[Items from an interface collection]
»»

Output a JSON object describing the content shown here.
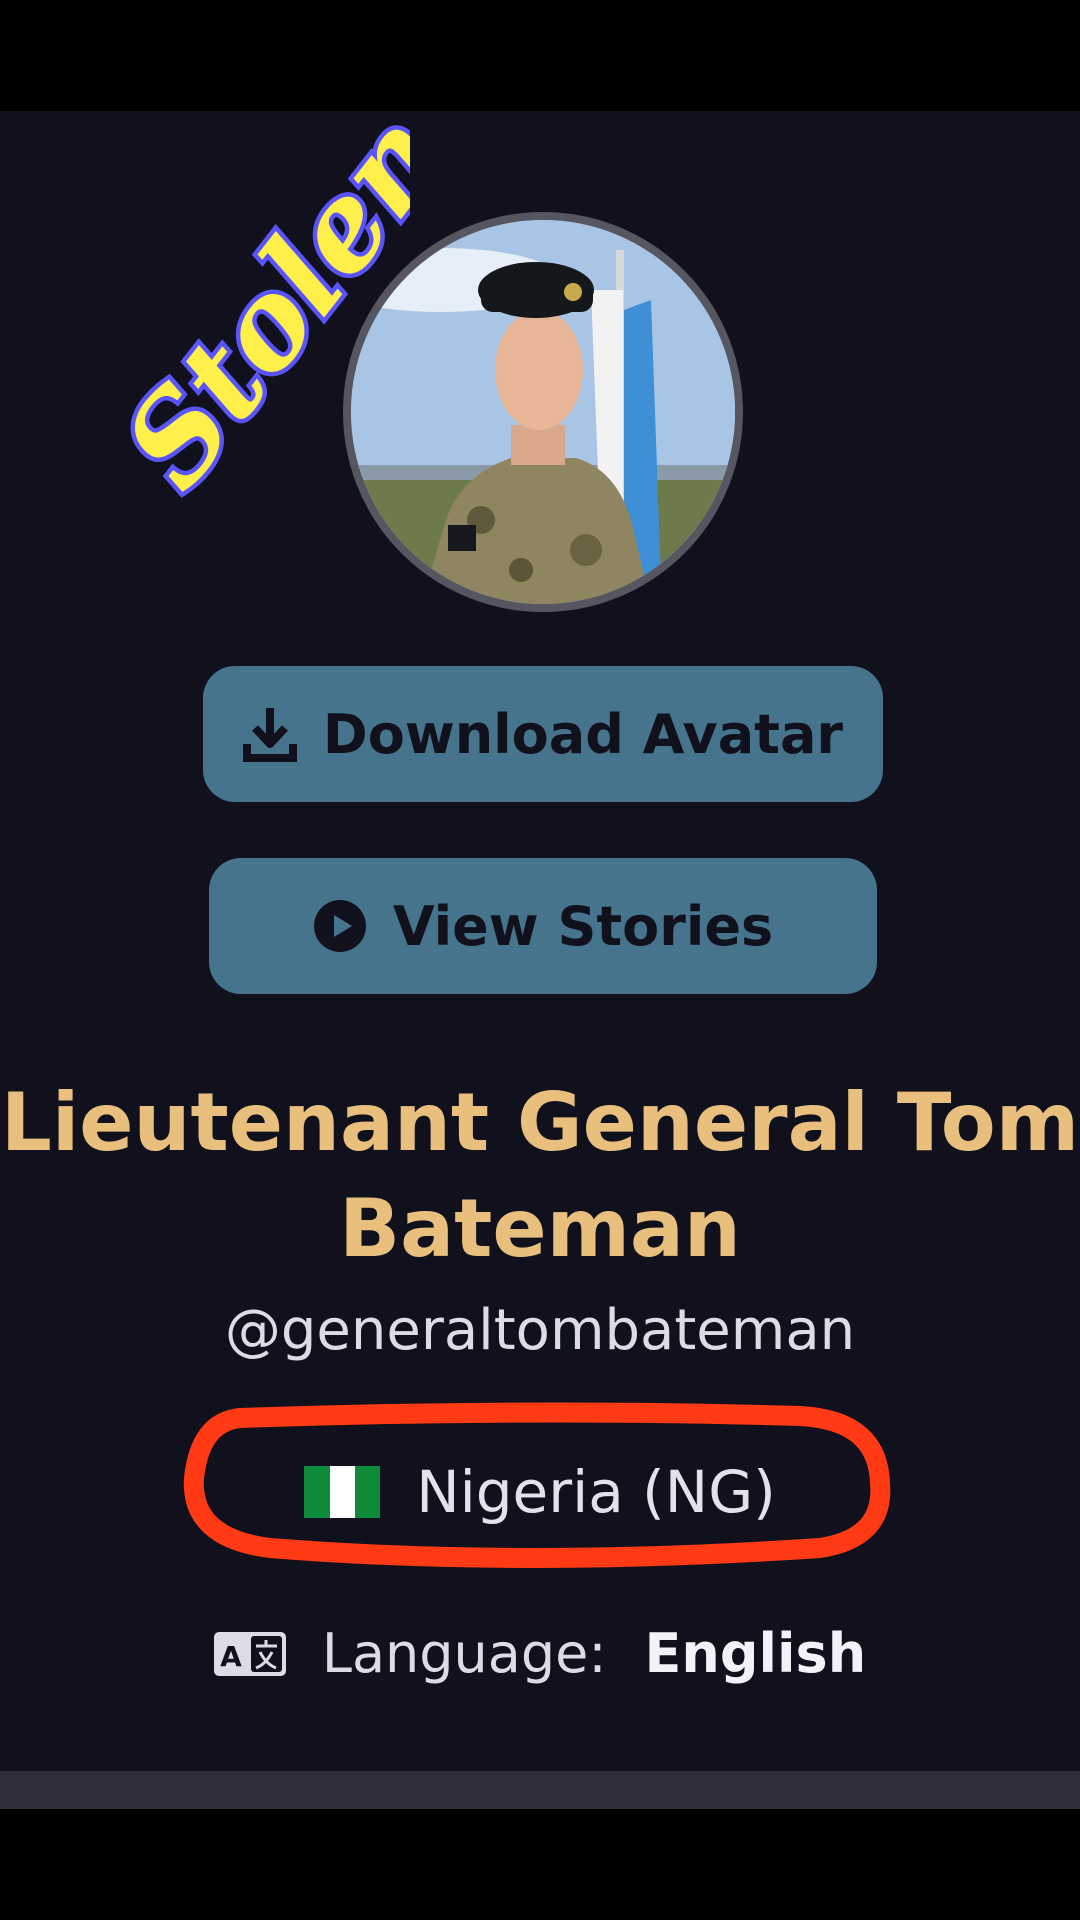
{
  "overlay": {
    "stamp_text": "Stolen"
  },
  "profile": {
    "name": "Lieutenant General Tom Bateman",
    "handle": "@generaltombateman",
    "country": {
      "label": "Nigeria (NG)",
      "flag_colors": [
        "#0f8a3a",
        "#ffffff",
        "#0f8a3a"
      ]
    },
    "language": {
      "label": "Language:",
      "value": "English"
    }
  },
  "actions": {
    "download_avatar": "Download Avatar",
    "view_stories": "View Stories"
  },
  "colors": {
    "background": "#10111c",
    "button": "#46748c",
    "name": "#e8bf7c",
    "annotation": "#ff3a14"
  },
  "icons": {
    "download": "download-icon",
    "play": "play-circle-icon",
    "translate": "translate-icon"
  }
}
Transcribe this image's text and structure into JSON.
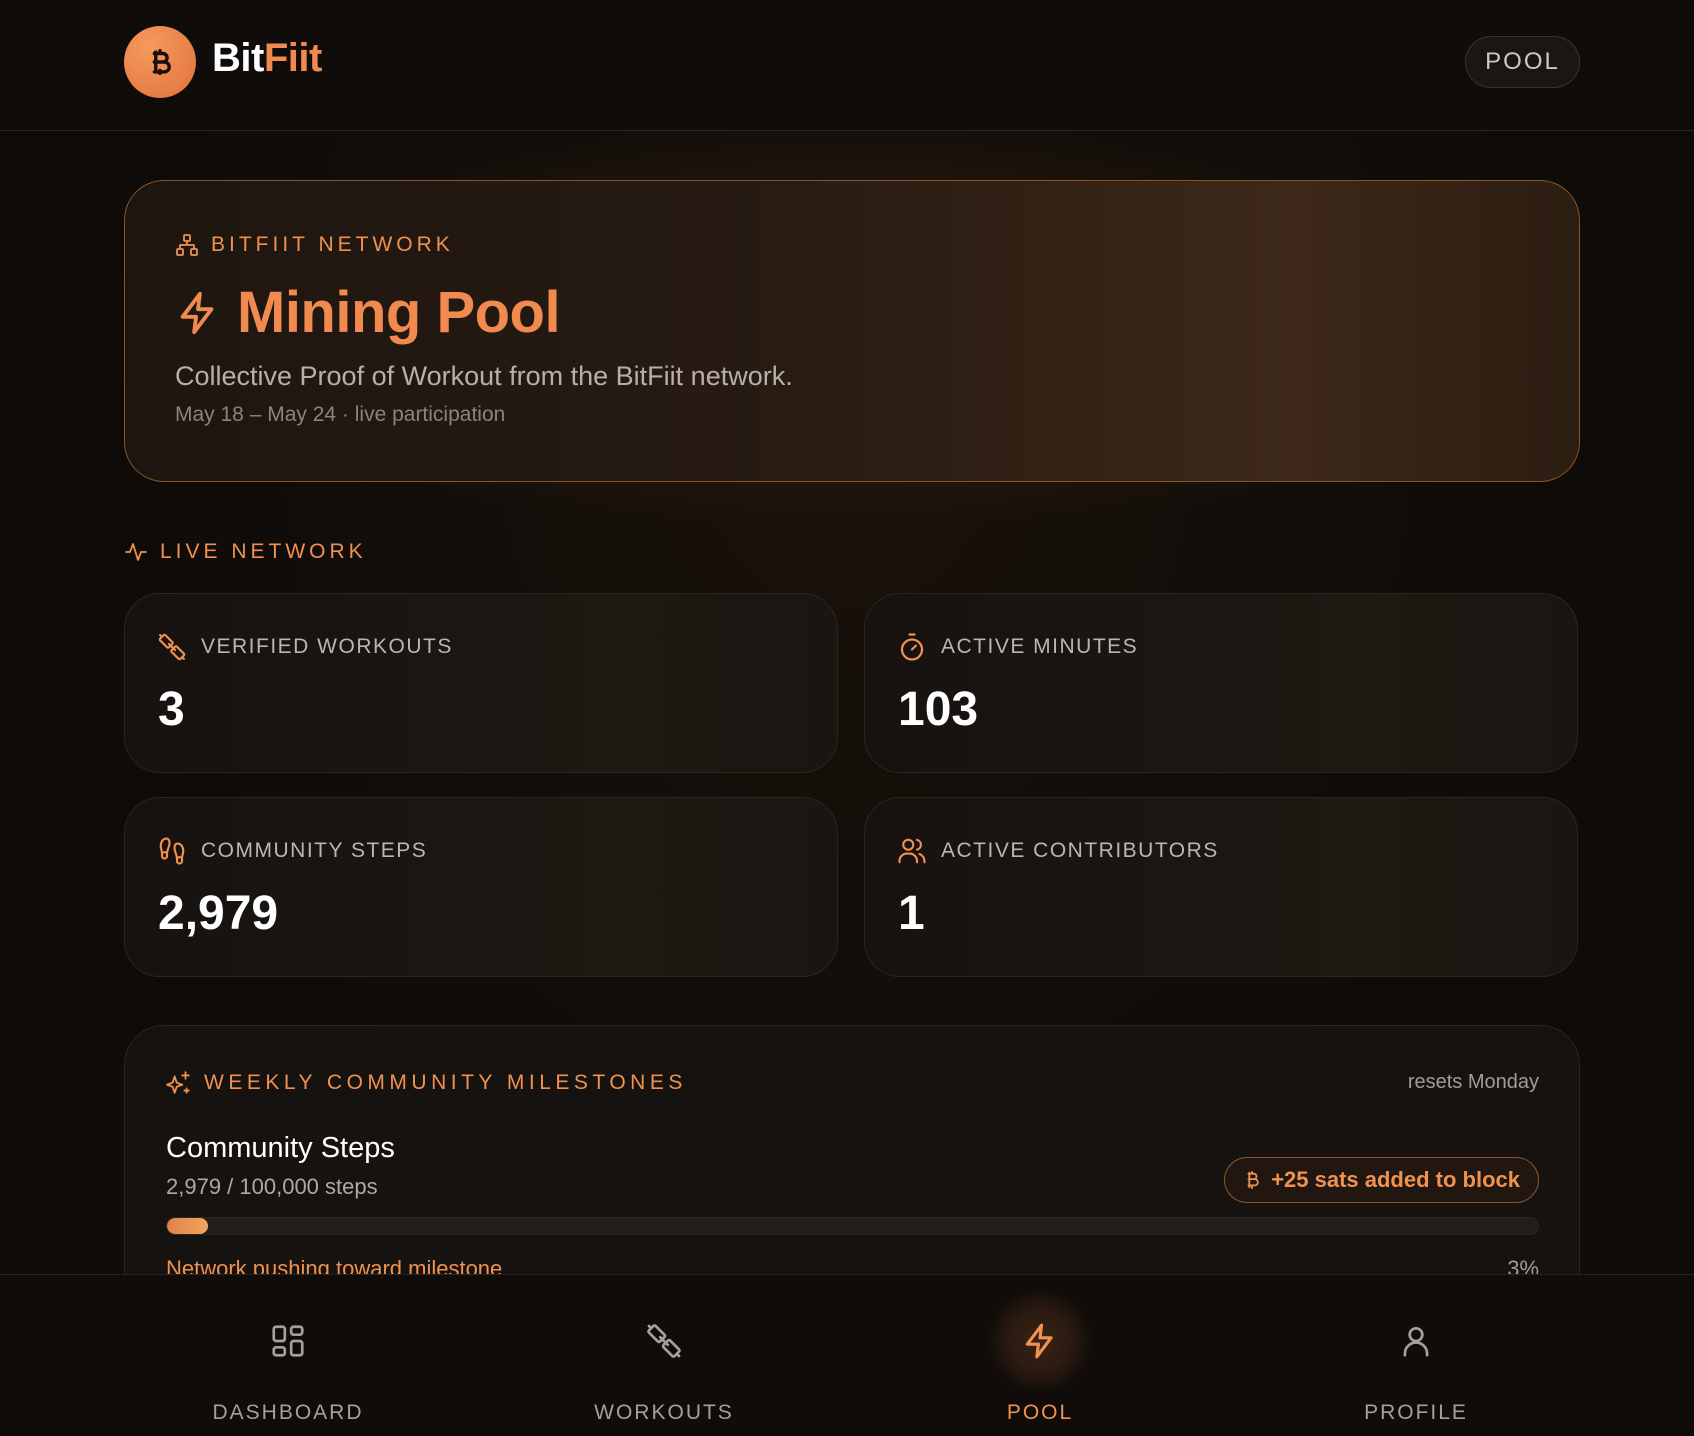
{
  "header": {
    "brand_part1": "Bit",
    "brand_part2": "Fiit",
    "pool_pill": "POOL"
  },
  "hero": {
    "eyebrow": "BITFIIT NETWORK",
    "title": "Mining Pool",
    "subtitle": "Collective Proof of Workout from the BitFiit network.",
    "date_range": "May 18 – May 24 · live participation"
  },
  "live_network": {
    "label": "LIVE NETWORK",
    "stats": [
      {
        "label": "VERIFIED WORKOUTS",
        "value": "3",
        "icon": "dumbbell-icon"
      },
      {
        "label": "ACTIVE MINUTES",
        "value": "103",
        "icon": "timer-icon"
      },
      {
        "label": "COMMUNITY STEPS",
        "value": "2,979",
        "icon": "footprints-icon"
      },
      {
        "label": "ACTIVE CONTRIBUTORS",
        "value": "1",
        "icon": "users-icon"
      }
    ]
  },
  "milestones": {
    "heading": "WEEKLY COMMUNITY MILESTONES",
    "reset_note": "resets Monday",
    "title": "Community Steps",
    "count": "2,979 / 100,000 steps",
    "reward_badge": "+25 sats added to block",
    "progress_percent": 3,
    "note": "Network pushing toward milestone",
    "percent_label": "3%"
  },
  "nav": {
    "items": [
      {
        "label": "DASHBOARD",
        "icon": "dashboard-icon",
        "active": false
      },
      {
        "label": "WORKOUTS",
        "icon": "dumbbell-icon",
        "active": false
      },
      {
        "label": "POOL",
        "icon": "lightning-icon",
        "active": true
      },
      {
        "label": "PROFILE",
        "icon": "user-icon",
        "active": false
      }
    ]
  },
  "colors": {
    "accent": "#f08a4f",
    "background": "#0e0b09",
    "card": "#16120f"
  }
}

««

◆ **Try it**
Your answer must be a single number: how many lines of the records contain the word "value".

◆ **Answer area**
5